PITTSBURGH (KDKA) — The fairways and greens have gone to seed and the clubhouse is home to raccoons.
What was Churchill Valley Country Club is now a 1,200-acre eyesore, but what lies a mile beneath it could be worth millions.READ MORE: Son Of Carnegie Mellon University President, Thomas Jahanian, Dies After Being Pulled From Monongahela River
The Marcellus shale — it’s one of the richest shale gas deposits in the world. And now it appears that EQT wants to drill and frack it.
In the past few months, EQT has solicited residents and business owners in a mile-radius of the abandoned course to sign gas and oil leases that would allow the company to drill under their property.
It would be the first major drilling in Allegheny County’s eastern suburbs and it’s already dividing residents in Churchill, Wilkins and Penn Hills.
“I think it’s good for the region,” said Ken Rudolph of Churchill. “It’s going to bring jobs in and plus I’m going to get a couple of dollars out of it. I mean, why not?”
“I think it’s a bad idea,” said Burt Lugar of Churchill. “I think it’s going to be too much noise.

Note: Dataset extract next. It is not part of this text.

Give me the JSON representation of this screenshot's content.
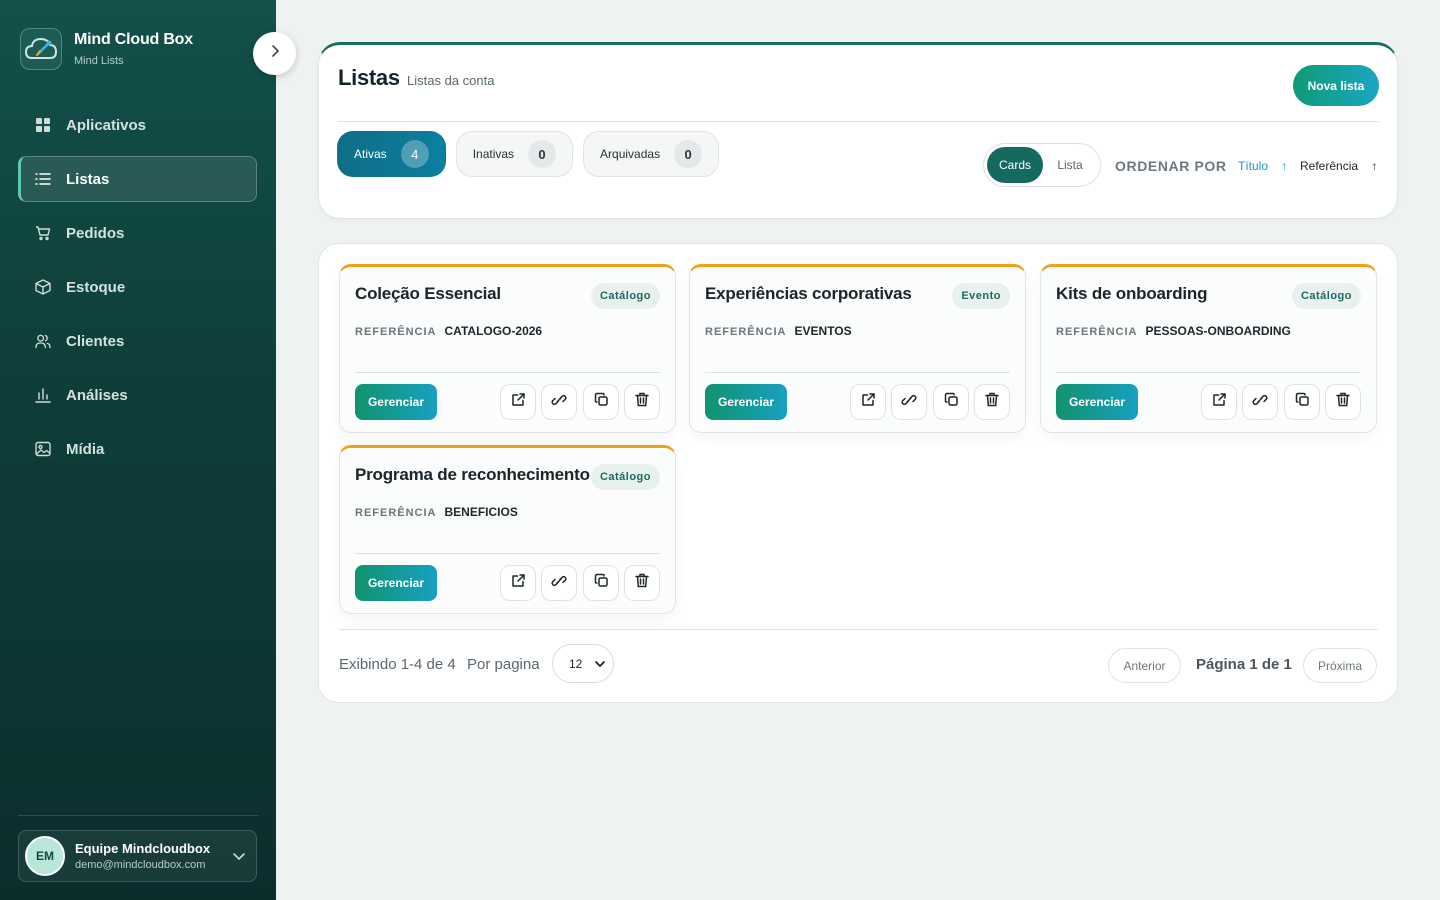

It’s going to disrupt the entire neighborhood.”
EQT will not confirm that it has a lease to drill on the golf course — saying only that it’s evaluating parcels in the Churchill-Wilkins area, and the land’s current owners refused to comment.
But officials in Wilkins Township say EQT’s leasing agent has told them the company is planning to put a 20-acre pad on the country club property with as many as 14 different wells and would like to begin drilling within the next three years.READ MORE: Curtains Up: Live Performances Return To Cultural District With Safety Precautions In Place
“I have several different concerns about situating an industrial activity like that in a residential area,” said commissioner Michael Boyd.
The township’s commissioners are concerned about a large-scale drilling operation in a densely populated area — and are now considering revisions to it’s zoning ordnance.
“We’re concerned air pollution, noise, increases in traffic, damage to roads,” said Boyd.
For its part, EQT says if or when it drills, it will address community concerns.
“While the development of the Marcellus shale can be accompanied by temporary inconveniences, such as noise and extra traffic, EQT works diligently to address concerns and find solutions when necessary in order to maintain lasting and mutually beneficial partnerships with the communities where we operate,” said a statement.
Some are on the fence. Beulah Presbyterian Church is evaluating EQT’s request to buy their mineral rights, but others have already made up their mind.
“I think there’s better places to do it,” said Lugar. “Places that don’t have all these houses. You know, there’s a lot of children, there’s a pool over the hill the kids use all the time. What if something happens?”
If drilling does come to Churchill Valley, abandoned fairways will come alive with earth movers, drilling equipment and frack trucks and all that activity will surely divide the people who live around it.MORE NEWS: 'Nothing Beats It:' After A Year Of Going Virtual, The Great Race Returns To The Streets Of Pittsburgh